REQUIRED ACTION>
When the word "Questions" shows up in a line of the records below, copy that line.

Excerpts from an interface dataset>
****************

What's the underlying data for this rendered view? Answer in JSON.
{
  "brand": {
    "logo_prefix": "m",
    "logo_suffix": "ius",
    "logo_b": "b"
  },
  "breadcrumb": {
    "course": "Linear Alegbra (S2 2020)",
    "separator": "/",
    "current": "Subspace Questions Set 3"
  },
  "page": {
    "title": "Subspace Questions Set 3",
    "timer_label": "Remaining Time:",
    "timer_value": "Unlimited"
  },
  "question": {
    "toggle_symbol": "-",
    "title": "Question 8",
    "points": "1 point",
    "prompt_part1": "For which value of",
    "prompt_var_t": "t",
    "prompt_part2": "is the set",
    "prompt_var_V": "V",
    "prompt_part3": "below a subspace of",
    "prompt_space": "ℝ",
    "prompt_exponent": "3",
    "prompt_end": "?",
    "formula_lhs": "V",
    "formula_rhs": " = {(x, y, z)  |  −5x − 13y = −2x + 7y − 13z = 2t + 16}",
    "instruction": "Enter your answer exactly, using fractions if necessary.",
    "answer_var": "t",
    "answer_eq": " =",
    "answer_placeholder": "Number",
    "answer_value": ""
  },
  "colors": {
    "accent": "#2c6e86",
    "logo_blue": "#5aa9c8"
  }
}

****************

YOUR SOLUTION>
    "current": "Subspace Questions Set 3"
    "title": "Subspace Questions Set 3",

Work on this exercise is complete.